05/04/2017 01:47:23 AM

May4


The debate currently going on surrounding America's health care system is extremely heated. The legislation that just passed the House of Representatives has not yet been fully studied, and both it and the legislation that it would replace, are extremely complex. Our Jewish tradition as well, has wrestled for centuries with the life or death questions of how people are cared for, but we can condense the discussion to a basic question. Are we our brothers’ keepers? To what extent are we obligated to expend our limited resources to save the life of another? A famous teaching of Rabbi Akiva (Talmud Bava Batra 62a) seems to offer one view.
“If two people were traveling and one of them had a flask of water in his hand. If both of them drink, they would die; and if one of them drinks, he would reach settlement.
Ben Petora expounded: It is better [in such a case] that both of them drink and die rather than one of them see the death of his fellow.
[This was the accepted view] until Rabbi Akiva came and taught: "The life of your brother is with you" (Vayikra 25:36) [this means] your life takes precedence over the life of your fellow.”
Some have tried to read this text to limit our obligation. After all, Rabbi Akiva says that we don’t have to share our water in the desert, even if it means that another person will die! However, the issue is that Rabbi Akiva is speaking about the case where one is risking one’s own life to save another. If there is only enough medicine to save one person, one does not need to give up one’s dose, and one’s life, so that another can be saved. Indeed, there are times when triage forces us to decide which patients will get priority in treatment.
On the other hand, if you can save a life without risking anything other than your wallet, then a very different principle applies.
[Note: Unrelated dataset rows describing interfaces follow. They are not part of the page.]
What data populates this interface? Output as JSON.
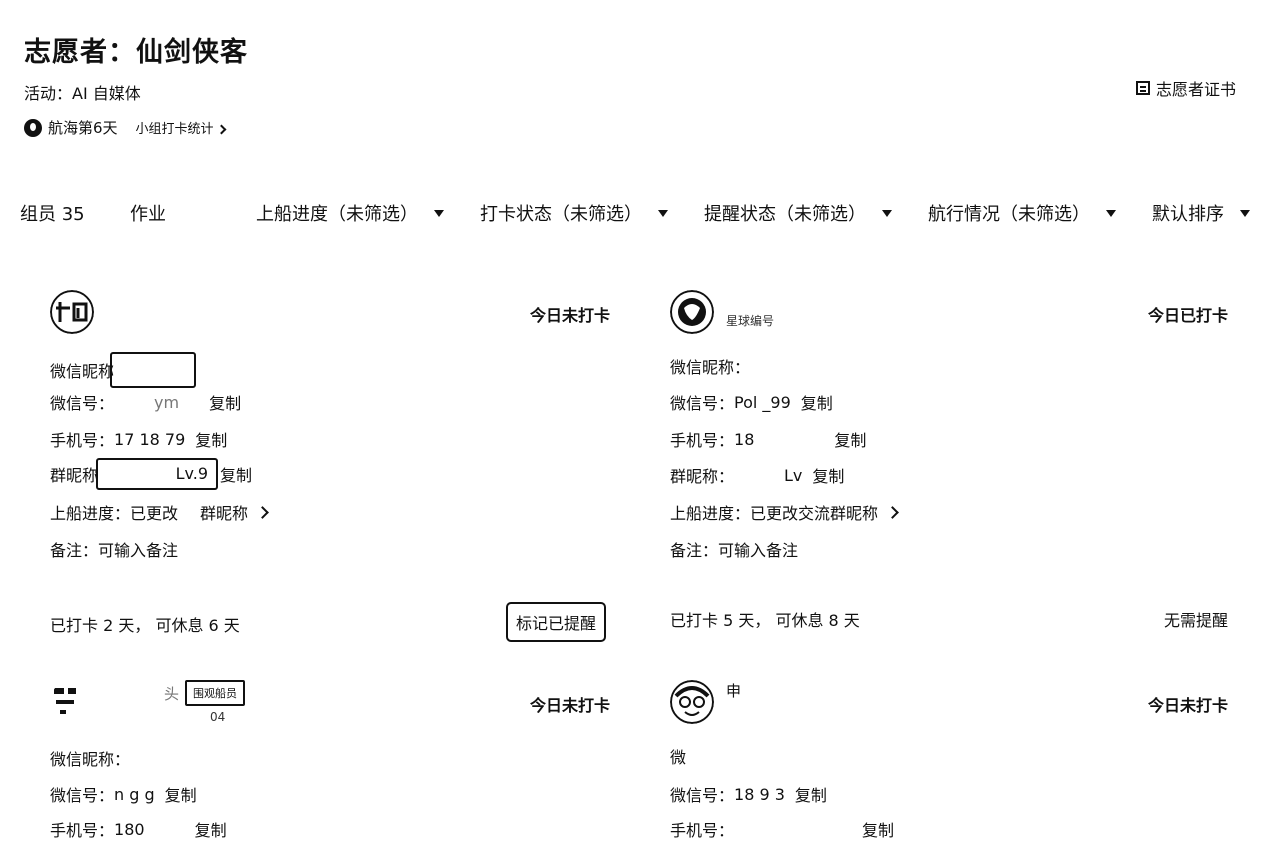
{
  "header": {
    "title": "志愿者：仙剑侠客",
    "activity": "活动：AI 自媒体",
    "voyage_day": "航海第6天",
    "group_stats_link": "小组打卡统计",
    "certificate": "志愿者证书"
  },
  "filters": {
    "members": "组员 35",
    "homework": "作业",
    "boarding": "上船进度（未筛选）",
    "checkin": "打卡状态（未筛选）",
    "reminder": "提醒状态（未筛选）",
    "sailing": "航行情况（未筛选）",
    "sort": "默认排序"
  },
  "cards": [
    {
      "name": "",
      "sub": "",
      "status": "今日未打卡",
      "wechat_nick_label": "微信昵称",
      "wechat_nick": "",
      "wechat_id_label": "微信号：",
      "wechat_id": "ym",
      "phone_label": "手机号：",
      "phone": "17 18 79",
      "group_nick_label": "群昵称",
      "group_nick": "Lv.9",
      "copy": "复制",
      "boarding_label": "上船进度：",
      "boarding": "已更改",
      "boarding_tail": "群昵称",
      "note_label": "备注：",
      "note": "可输入备注",
      "summary": "已打卡 2 天，  可休息 6 天",
      "action": "标记已提醒"
    },
    {
      "name": "",
      "sub": "星球编号",
      "status": "今日已打卡",
      "wechat_nick_label": "微信昵称：",
      "wechat_nick": "",
      "wechat_id_label": "微信号：",
      "wechat_id": "Pol   _99",
      "phone_label": "手机号：",
      "phone": "18",
      "group_nick_label": "群昵称：",
      "group_nick": "Lv",
      "copy": "复制",
      "boarding_label": "上船进度：",
      "boarding": "已更改交流群昵称",
      "note_label": "备注：",
      "note": "可输入备注",
      "summary": "已打卡 5 天，  可休息 8 天",
      "action": "无需提醒"
    },
    {
      "name": "头",
      "badge": "围观船员",
      "sub": "04",
      "status": "今日未打卡",
      "wechat_nick_label": "微信昵称：",
      "wechat_id_label": "微信号：",
      "wechat_id": "n    g  g",
      "phone_label": "手机号：",
      "phone": "180",
      "copy": "复制"
    },
    {
      "name": "申",
      "sub": "",
      "status": "今日未打卡",
      "wechat_nick_label": "微",
      "wechat_id_label": "微信号：",
      "wechat_id": "18  9  3",
      "phone_label": "手机号：",
      "phone": "",
      "copy": "复制"
    }
  ]
}
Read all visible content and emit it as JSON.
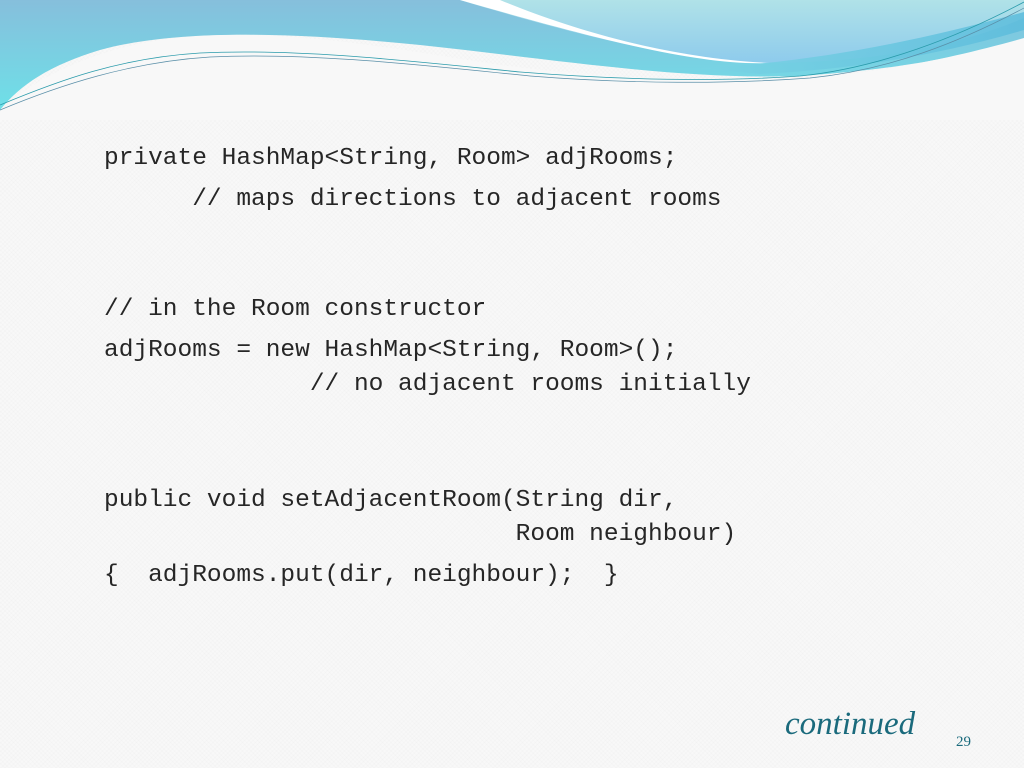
{
  "slide": {
    "code_blocks": [
      {
        "lines": [
          "private HashMap<String, Room> adjRooms;",
          "      // maps directions to adjacent rooms"
        ]
      },
      {
        "lines": [
          "// in the Room constructor",
          "adjRooms = new HashMap<String, Room>();",
          "              // no adjacent rooms initially"
        ]
      },
      {
        "lines": [
          "public void setAdjacentRoom(String dir,",
          "                            Room neighbour)",
          "{  adjRooms.put(dir, neighbour);  }"
        ]
      }
    ],
    "continued_label": "continued",
    "page_number": "29",
    "colors": {
      "accent": "#1a6a7c",
      "text": "#262626",
      "wave_light": "#a8dde6",
      "wave_mid": "#7fc6de",
      "wave_cyan": "#6fdde6"
    }
  }
}
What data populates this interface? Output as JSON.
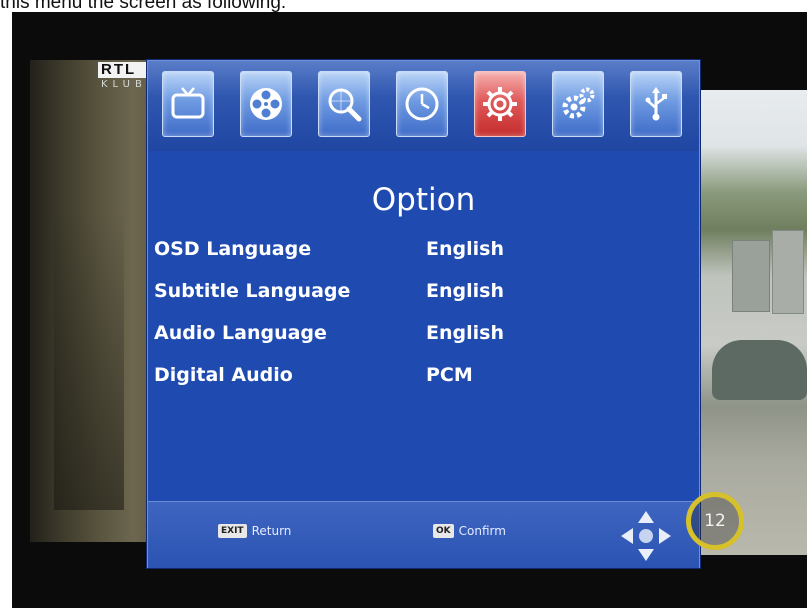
{
  "caption": "this menu the screen as following:",
  "channel_logo": {
    "main": "RTL",
    "sub": "KLUB"
  },
  "menu_tabs": [
    {
      "icon": "tv-icon",
      "active": false
    },
    {
      "icon": "film-reel-icon",
      "active": false
    },
    {
      "icon": "channel-search-icon",
      "active": false
    },
    {
      "icon": "clock-icon",
      "active": false
    },
    {
      "icon": "settings-gear-icon",
      "active": true
    },
    {
      "icon": "system-gears-icon",
      "active": false
    },
    {
      "icon": "usb-icon",
      "active": false
    }
  ],
  "menu": {
    "title": "Option",
    "rows": [
      {
        "label": "OSD Language",
        "value": "English"
      },
      {
        "label": "Subtitle Language",
        "value": "English"
      },
      {
        "label": "Audio Language",
        "value": "English"
      },
      {
        "label": "Digital Audio",
        "value": "PCM"
      }
    ]
  },
  "footer": {
    "return_key": "EXIT",
    "return_label": "Return",
    "confirm_key": "OK",
    "confirm_label": "Confirm",
    "nav_icon": "directional-pad-icon"
  },
  "channel_badge": "12",
  "colors": {
    "panel_blue": "#1f4ab0",
    "active_tab": "#d84040",
    "badge_ring": "#d7c12a"
  }
}
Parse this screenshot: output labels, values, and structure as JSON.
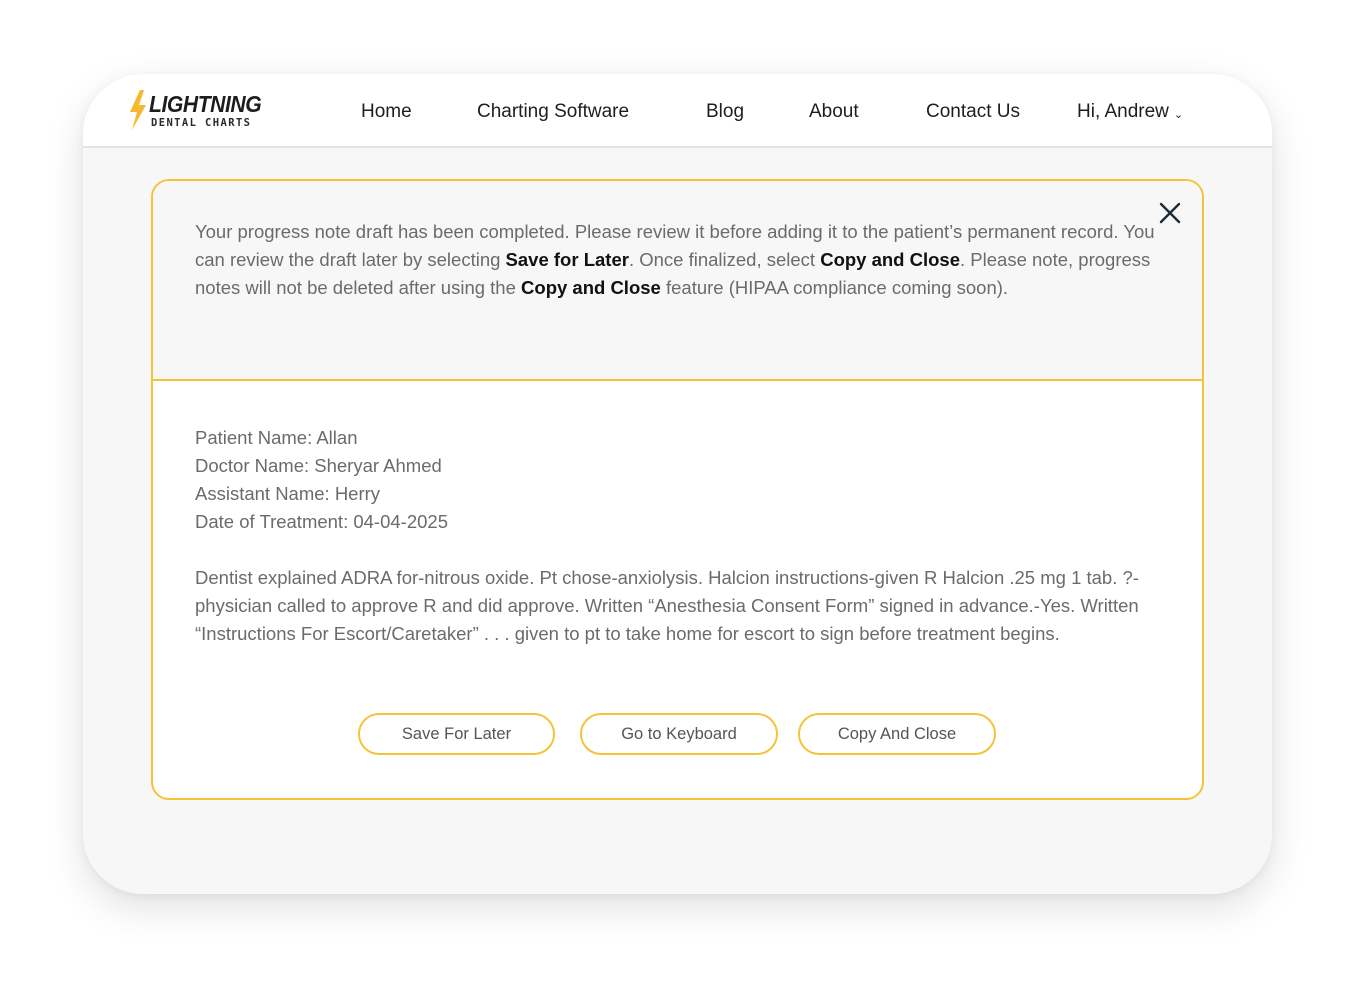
{
  "brand": {
    "name": "LIGHTNING",
    "tagline": "DENTAL CHARTS",
    "accent_color": "#f5c33a"
  },
  "nav": {
    "items": [
      {
        "label": "Home"
      },
      {
        "label": "Charting Software"
      },
      {
        "label": "Blog"
      },
      {
        "label": "About"
      },
      {
        "label": "Contact Us"
      }
    ],
    "user_greeting": "Hi, Andrew",
    "user_menu_icon": "chevron-down-icon"
  },
  "modal": {
    "close_icon": "close-icon",
    "notice": {
      "p1": "Your progress note draft has been completed. Please review it before adding it to the patient’s permanent record. You can review the draft later by selecting ",
      "b1": "Save for Later",
      "p2": ". Once finalized, select ",
      "b2": "Copy and Close",
      "p3": ". Please note, progress notes will not be deleted after using the ",
      "b3": "Copy and Close",
      "p4": " feature (HIPAA compliance coming soon)."
    },
    "note": {
      "patient": "Patient Name: Allan",
      "doctor": "Doctor Name: Sheryar Ahmed",
      "assistant": "Assistant Name: Herry",
      "date": "Date of Treatment: 04-04-2025",
      "text": "Dentist explained ADRA for-nitrous oxide. Pt chose-anxiolysis. Halcion instructions-given R Halcion .25 mg 1 tab. ?-physician called to approve R and did approve. Written “Anesthesia Consent Form” signed in advance.-Yes. Written “Instructions For Escort/Caretaker” . . . given to pt to take home for escort to sign before treatment begins."
    },
    "buttons": {
      "save_later": "Save For Later",
      "keyboard": "Go to Keyboard",
      "copy_close": "Copy And Close"
    }
  }
}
This week’s Torah portion, Kedoshim, states, “You may not stand idly by your neighbor’s blood" (Leviticus 19:15). The Talmud (Sanhedrin 73b) interprets this verse to mean that one must extend one’s self to save one’s neighbor from danger, even if it means expending resources by hiring others to assist. Individuals and society have an obligation to ensure that the sick receive medical care.
It is worth noting that our tradition does place limits on this ruling:
1. The person being saved is required to pay back what is spent on saving him or her, to the extent possible. (Rabbeinu Asher, commenting on the text in Sanhedrin above).
2. There is a general principle that one should not spend more than 20% of one’s net worth on any one Mitzvah. Some (including Rabbi Yoseph Shalom Elyashiv) have suggested that this applies even to this Mitzvah of saving the life of another. So we have an obligation to save the lives of others, but there may be limits to how far we can go. Interestingly enough, our country currently spends about 18% of its Gross National Product on medical care.
One of the most important Jewish medical ethicists of the last 100 years, Rabbi Eliezer Waldenberg, wrote: “It has been enacted in every place where Jews live that the community sets aside a fund for care of the sick. When poor people are ill and cannot afford medical expenses, the community sends them a doctor to visit them and the medicine is paid for by the community fund.”
As a nation, America has some tough choices to make as to how medical care is provided fairly and ethically. There may be limits to what we can spend, as a society and as individuals. Continued thought is necessary as to how we maximize the efficiency and effectiveness of the care that is offered. Jewish ethics does not tell us what kind of healthcare payment system is best, but it does tell us whatever system we choose must do as much as possible to ensure lifesaving treatment is within reach for everyone.

Sun, December 15 2019 17 Kislev 5780